When we think of conservation, our immediate thoughts go out to tigers and rhinos on the brink of extinction in Asia but little do we think about the conservation of the plants that surround them, and the role that all these species play in a very delicate eco-system.
Deforestation for both logging and to clear land for commercial plantations has been happening around the world for years now, and on such a vast scale that the deforestation process actually now accounts for around 20% of the world's total carbon dioxide emissions.
Musical instruments such as violins are made from rosewood
Obviously besides this enormous release of waste material into our atmosphere, deforestation also means that hundreds of thousands of species, both plants and animals alike, are either made homeless or fatally injured in the process, something which can be devastating to species that are already under threat.
Last month saw the announcement by CITES of the protection of a number of precious woods native to the island of Madagascar, in an attempt to try to take control of illegal logging which has grown rapidly in Madagascar over the past year. The move mainly sees the protection of Madagascar's rosewood and ebony trees.
Illegal Rosewood Logging
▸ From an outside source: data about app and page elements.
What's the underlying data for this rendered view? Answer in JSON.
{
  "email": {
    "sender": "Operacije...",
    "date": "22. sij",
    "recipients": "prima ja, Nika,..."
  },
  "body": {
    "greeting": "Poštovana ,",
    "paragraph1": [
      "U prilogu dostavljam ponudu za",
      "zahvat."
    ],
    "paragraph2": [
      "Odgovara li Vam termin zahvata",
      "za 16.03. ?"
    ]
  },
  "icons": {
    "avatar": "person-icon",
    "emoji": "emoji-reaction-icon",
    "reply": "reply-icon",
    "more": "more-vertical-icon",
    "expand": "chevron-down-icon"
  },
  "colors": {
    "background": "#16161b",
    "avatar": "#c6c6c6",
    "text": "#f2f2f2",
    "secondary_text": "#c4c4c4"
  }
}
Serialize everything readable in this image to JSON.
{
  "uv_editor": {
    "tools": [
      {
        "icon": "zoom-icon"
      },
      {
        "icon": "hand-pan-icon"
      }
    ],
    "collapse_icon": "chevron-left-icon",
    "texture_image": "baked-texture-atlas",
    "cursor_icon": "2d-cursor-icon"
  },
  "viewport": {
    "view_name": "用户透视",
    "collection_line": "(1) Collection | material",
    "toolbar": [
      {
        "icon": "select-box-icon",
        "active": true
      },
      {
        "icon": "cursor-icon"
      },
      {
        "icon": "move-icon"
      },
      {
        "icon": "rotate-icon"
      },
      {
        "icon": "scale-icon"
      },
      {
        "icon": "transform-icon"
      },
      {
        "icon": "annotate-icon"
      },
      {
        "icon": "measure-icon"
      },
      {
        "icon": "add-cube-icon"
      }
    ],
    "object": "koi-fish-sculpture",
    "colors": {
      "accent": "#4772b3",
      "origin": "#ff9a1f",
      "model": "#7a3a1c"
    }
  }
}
The new listing for these precious woods now bans the illegal trade of them and means that other countries are now able to enforce the laws should they come into contact with the offenders. And with further evaluation of Madagascar's precious woods set to be carried out in 2013, this really is a positive step for timber conservation on the island.